Shelley relocated from New York in 2013 to be with family. She has been in higher education for many years, as a registrar in a college of health sciences and assistant to the president/CEO of an educational consortium that provides osteopathic medical residencies and post-doctoral medical education programs. She is presently the administrative assistant to Dean of the College of Science, Engineering and Technology Mark Wooden, PhD. Shelley has a people-oriented personality and truly enjoys working with students and faculty.
Mention the word “cockroaches” to a group of people, and the group will become grossed out. After all, you would be talking about one of the most despised living things on Earth!
Yet, scientists have shown that even cockroaches have different personalities. According to Isaac Planas-Sitjà, a behavioral ecologist at the Free University of Brussels, “Studies have proven that some species of roaches are shy and keep to themselves, while others like to explore their surroundings, much to the dismay of the human race, and are way more adventurous. Researchers believe that these different behavioral traits could explain why roaches have survived the last 5,000 years and have defied becoming extinct.”
Now that I have your attention, what about scientific and engineering personalities? Do you need certain characteristics to become an engineer or a scientist?
In general, engineers and scientists should possess a strong curiosity and a certain amount of creativity. For the most part, an underlying characteristic should be a strong mathematical understanding and ability. There are general traits that will help in the overall picture, like being logical, thinking on your feet and being organized. After all, there are strict processes and methods that must be followed in order to work successfully.
Scientists will question why there is a problem; engineers will recognize the problem and want to make it better.
Certainly there is no specific “mold” for the personality of a scientist or engineer. Skills can be learned and as long as someone can handle the work and enjoy it; there isn’t really any other personality trait that you must have.
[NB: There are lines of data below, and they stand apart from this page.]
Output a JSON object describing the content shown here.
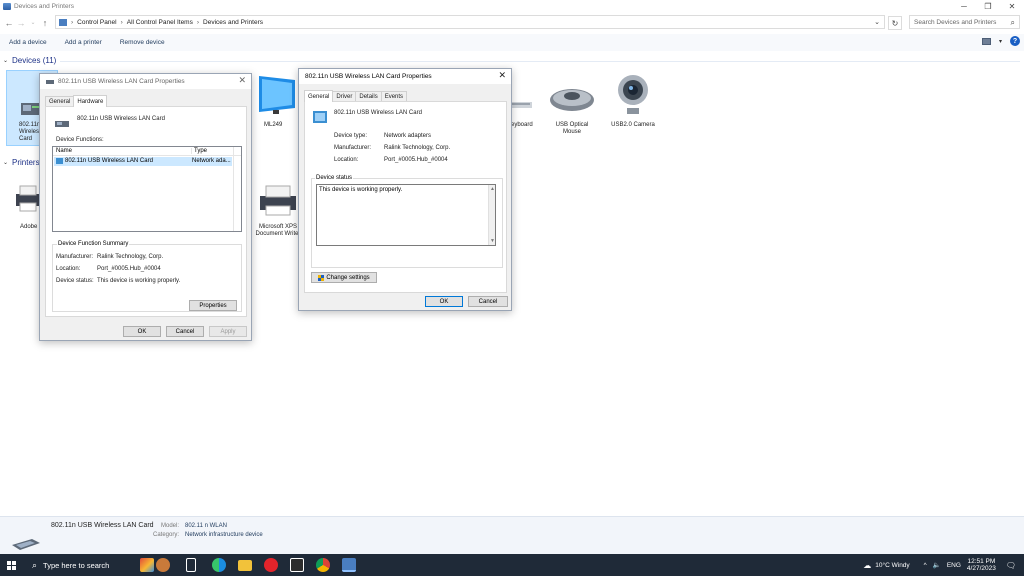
{
  "window": {
    "title": "Devices and Printers",
    "controls": [
      "─",
      "❐",
      "✕"
    ]
  },
  "address": {
    "crumbs": [
      "Control Panel",
      "All Control Panel Items",
      "Devices and Printers"
    ],
    "search_placeholder": "Search Devices and Printers"
  },
  "commands": {
    "add_device": "Add a device",
    "add_printer": "Add a printer",
    "remove_device": "Remove device"
  },
  "groups": {
    "devices": {
      "label": "Devices (11)"
    },
    "printers": {
      "label": "Printers"
    }
  },
  "devices": [
    {
      "label": "802.11n\nWireless\nCard"
    },
    {
      "label": "ML249"
    },
    {
      "label": "eyboard"
    },
    {
      "label": "USB Optical\nMouse"
    },
    {
      "label": "USB2.0 Camera"
    }
  ],
  "printers": [
    {
      "label": "Adobe"
    },
    {
      "label": "Microsoft XPS\nDocument Writer"
    }
  ],
  "dialog1": {
    "title": "802.11n USB Wireless LAN Card Properties",
    "tabs": [
      "General",
      "Hardware"
    ],
    "device_name": "802.11n USB Wireless LAN Card",
    "functions_label": "Device Functions:",
    "col_name": "Name",
    "col_type": "Type",
    "row_name": "802.11n USB Wireless LAN Card",
    "row_type": "Network ada...",
    "summary_title": "Device Function Summary",
    "manufacturer_label": "Manufacturer:",
    "manufacturer": "Ralink Technology, Corp.",
    "location_label": "Location:",
    "location": "Port_#0005.Hub_#0004",
    "status_label": "Device status:",
    "status": "This device is working properly.",
    "properties_btn": "Properties",
    "ok": "OK",
    "cancel": "Cancel",
    "apply": "Apply"
  },
  "dialog2": {
    "title": "802.11n USB Wireless LAN Card Properties",
    "tabs": [
      "General",
      "Driver",
      "Details",
      "Events"
    ],
    "device_name": "802.11n USB Wireless LAN Card",
    "type_label": "Device type:",
    "type": "Network adapters",
    "manufacturer_label": "Manufacturer:",
    "manufacturer": "Ralink Technology, Corp.",
    "location_label": "Location:",
    "location": "Port_#0005.Hub_#0004",
    "status_group": "Device status",
    "status": "This device is working properly.",
    "change_settings": "Change settings",
    "ok": "OK",
    "cancel": "Cancel"
  },
  "details": {
    "name": "802.11n USB Wireless LAN Card",
    "model_label": "Model:",
    "model": "802.11 n WLAN",
    "category_label": "Category:",
    "category": "Network infrastructure device"
  },
  "taskbar": {
    "search_placeholder": "Type here to search",
    "weather": "10°C  Windy",
    "lang": "ENG",
    "time": "12:51 PM",
    "date": "4/27/2023"
  }
}
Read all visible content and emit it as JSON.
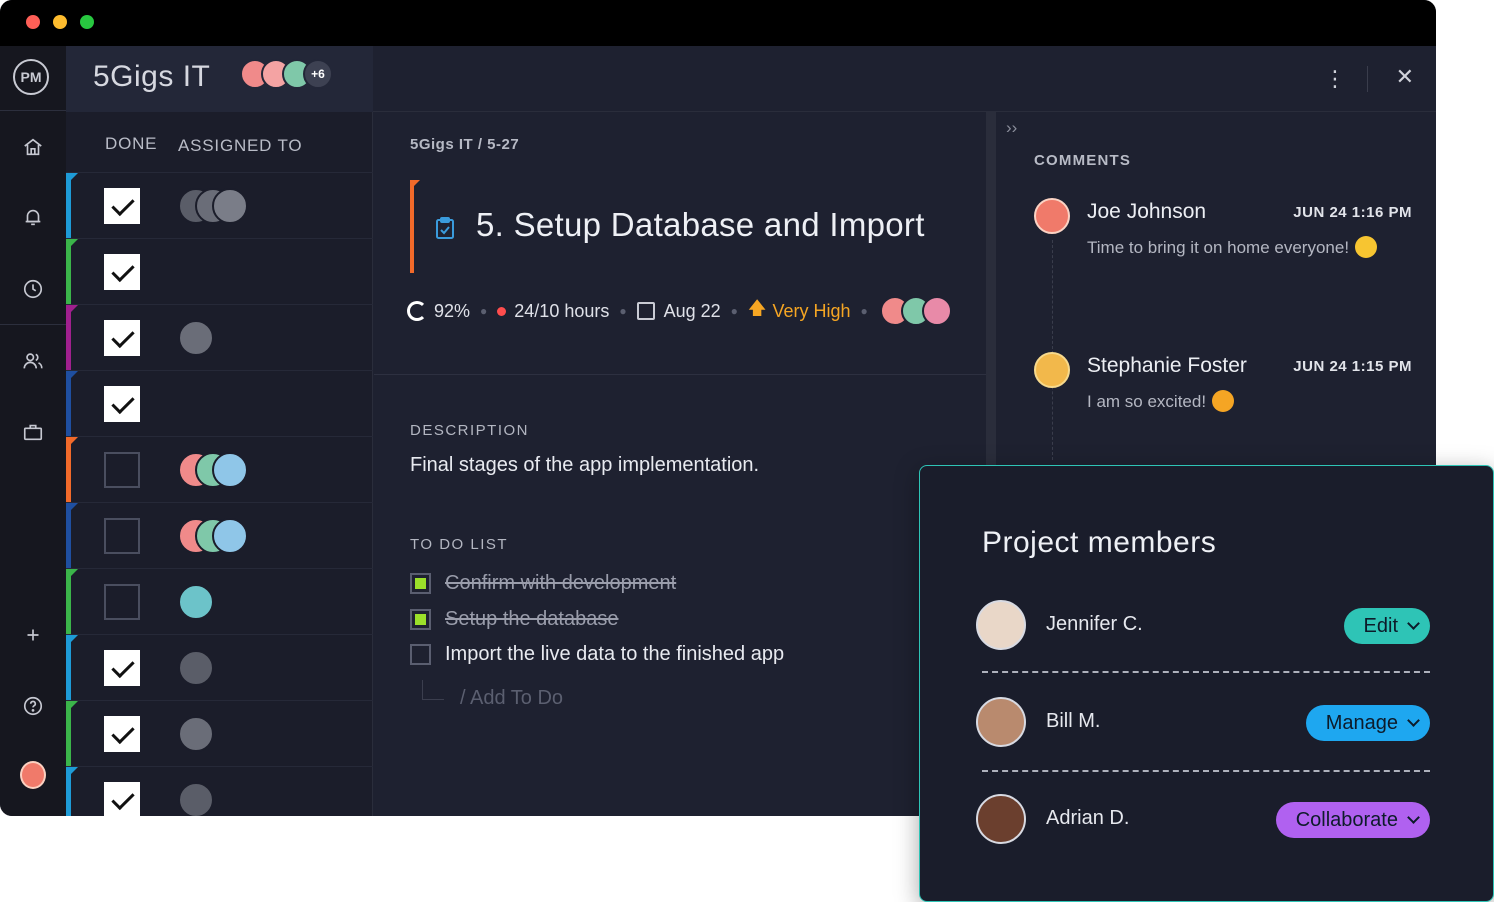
{
  "window": {
    "project_title": "5Gigs IT",
    "header_extra_count": "+6"
  },
  "rail": {
    "logo": "PM",
    "icons": [
      "home-icon",
      "bell-icon",
      "clock-icon",
      "users-icon",
      "briefcase-icon",
      "plus-icon",
      "help-icon",
      "avatar"
    ]
  },
  "list": {
    "col_done": "DONE",
    "col_assigned": "ASSIGNED TO",
    "rows": [
      {
        "done": true,
        "color": "#1e9bd7",
        "avatars": [
          "#5a5d68",
          "#6a6d78",
          "#7a7d88"
        ]
      },
      {
        "done": true,
        "color": "#3bb54a",
        "avatars": []
      },
      {
        "done": true,
        "color": "#a0208e",
        "avatars": [
          "#6a6d78"
        ]
      },
      {
        "done": true,
        "color": "#1f4fa0",
        "avatars": []
      },
      {
        "done": false,
        "color": "#f26a2a",
        "avatars": [
          "#f08a8a",
          "#7fc8a9",
          "#8fc6e8"
        ]
      },
      {
        "done": false,
        "color": "#1f4fa0",
        "avatars": [
          "#f08a8a",
          "#7fc8a9",
          "#8fc6e8"
        ]
      },
      {
        "done": false,
        "color": "#3bb54a",
        "avatars": [
          "#6cc3c9"
        ]
      },
      {
        "done": true,
        "color": "#1e9bd7",
        "avatars": [
          "#5a5d68"
        ]
      },
      {
        "done": true,
        "color": "#3bb54a",
        "avatars": [
          "#6a6d78"
        ]
      },
      {
        "done": true,
        "color": "#1e9bd7",
        "avatars": [
          "#5a5d68"
        ]
      }
    ]
  },
  "detail": {
    "breadcrumb": "5Gigs IT   /   5-27",
    "title": "5. Setup Database and Import",
    "progress": "92%",
    "hours": "24/10 hours",
    "date": "Aug 22",
    "priority": "Very High",
    "description_label": "DESCRIPTION",
    "description": "Final stages of the app implementation.",
    "todo_label": "TO DO LIST",
    "todos": [
      {
        "text": "Confirm with development",
        "done": true
      },
      {
        "text": "Setup the database",
        "done": true
      },
      {
        "text": "Import the live data to the finished app",
        "done": false
      }
    ],
    "add_todo": "/ Add To Do"
  },
  "comments": {
    "label": "COMMENTS",
    "items": [
      {
        "name": "Joe Johnson",
        "time": "JUN 24 1:16 PM",
        "text": "Time to bring it on home everyone!"
      },
      {
        "name": "Stephanie Foster",
        "time": "JUN 24 1:15 PM",
        "text": "I am so excited!"
      }
    ]
  },
  "members": {
    "title": "Project members",
    "list": [
      {
        "name": "Jennifer C.",
        "role": "Edit",
        "color": "#2ec4b6"
      },
      {
        "name": "Bill M.",
        "role": "Manage",
        "color": "#1ea7f0"
      },
      {
        "name": "Adrian D.",
        "role": "Collaborate",
        "color": "#b061f0"
      }
    ]
  }
}
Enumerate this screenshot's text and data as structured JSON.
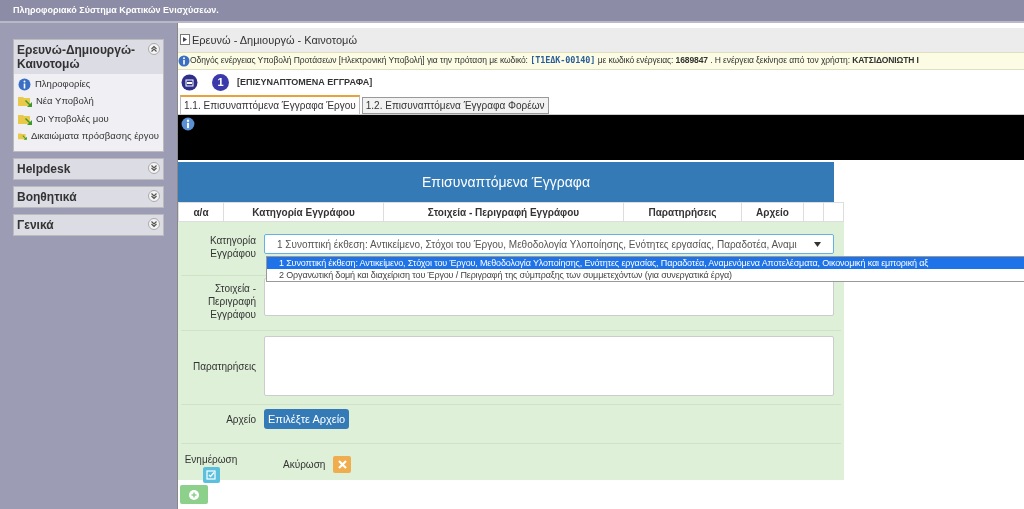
{
  "app_title": "Πληροφοριακό Σύστημα Κρατικών Ενισχύσεων.",
  "sidebar": [
    {
      "title": "Ερευνώ-Δημιουργώ-Καινοτομώ",
      "expanded": true,
      "items": [
        {
          "label": "Πληροφορίες",
          "kind": "info"
        },
        {
          "label": "Νέα Υποβολή",
          "kind": "folder"
        },
        {
          "label": "Οι Υποβολές μου",
          "kind": "folder"
        },
        {
          "label": "Δικαιώματα πρόσβασης έργου",
          "kind": "folder"
        }
      ]
    },
    {
      "title": "Helpdesk",
      "expanded": false
    },
    {
      "title": "Βοηθητικά",
      "expanded": false
    },
    {
      "title": "Γενικά",
      "expanded": false
    }
  ],
  "breadcrumb": "Ερευνώ - Δημιουργώ - Καινοτομώ",
  "info_bar": {
    "parts": [
      {
        "text": "Οδηγός ενέργειας Υποβολή Προτάσεων [Ηλεκτρονική Υποβολή] για την πρόταση με κωδικό: ",
        "kind": "plain"
      },
      {
        "text": "[Τ1ΕΔΚ-00140]",
        "kind": "code"
      },
      {
        "text": " με κωδικό ενέργειας: ",
        "kind": "plain"
      },
      {
        "text": "1689847",
        "kind": "bold"
      },
      {
        "text": " . Η ενέργεια ξεκίνησε από τον χρήστη: ",
        "kind": "plain"
      },
      {
        "text": "ΚΑΤΣΙΔΟΝΙΩΤΗ Ι",
        "kind": "bold"
      }
    ]
  },
  "step": {
    "number": "1",
    "label": "[ΕΠΙΣΥΝΑΠΤΟΜΕΝΑ ΕΓΓΡΑΦΑ]"
  },
  "tabs": [
    {
      "label": "1.1. Επισυναπτόμενα Έγγραφα Έργου",
      "selected": true
    },
    {
      "label": "1.2. Επισυναπτόμενα Έγγραφα Φορέων",
      "selected": false
    }
  ],
  "panel_title": "Επισυναπτόμενα Έγγραφα",
  "table": {
    "columns": [
      "α/α",
      "Κατηγορία Εγγράφου",
      "Στοιχεία - Περιγραφή Εγγράφου",
      "Παρατηρήσεις",
      "Αρχείο"
    ]
  },
  "form": {
    "category_label": "Κατηγορία Εγγράφου",
    "category_value": "1 Συνοπτική έκθεση: Αντικείμενο, Στόχοι του Έργου, Μεθοδολογία Υλοποίησης, Ενότητες εργασίας, Παραδοτέα, Αναμι",
    "options": [
      {
        "label": "1 Συνοπτική έκθεση: Αντικείμενο, Στόχοι του Έργου, Μεθοδολογία Υλοποίησης, Ενότητες εργασίας, Παραδοτέα, Αναμενόμενα Αποτελέσματα, Οικονομική και εμπορική αξ",
        "selected": true
      },
      {
        "label": "2 Οργανωτική δομή και διαχείριση του Έργου / Περιγραφή της σύμπραξης των συμμετεχόντων (για συνεργατικά έργα)",
        "selected": false
      }
    ],
    "description_label": "Στοιχεία - Περιγραφή Εγγράφου",
    "remarks_label": "Παρατηρήσεις",
    "file_label": "Αρχείο",
    "file_button": "Επιλέξτε Αρχείο",
    "update_label": "Ενημέρωση",
    "cancel_label": "Ακύρωση"
  }
}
Making a career choice should not be based on what people may think about your personality. If you don’t fit the “stereotype,” but engineering or science is a career you want to pursue, go for it!
Are you considering earning an engineering degree? Grand Canyon University offers several options in high-demand fields to help you find your purpose. Learn more by contacting an enrollment counselor today.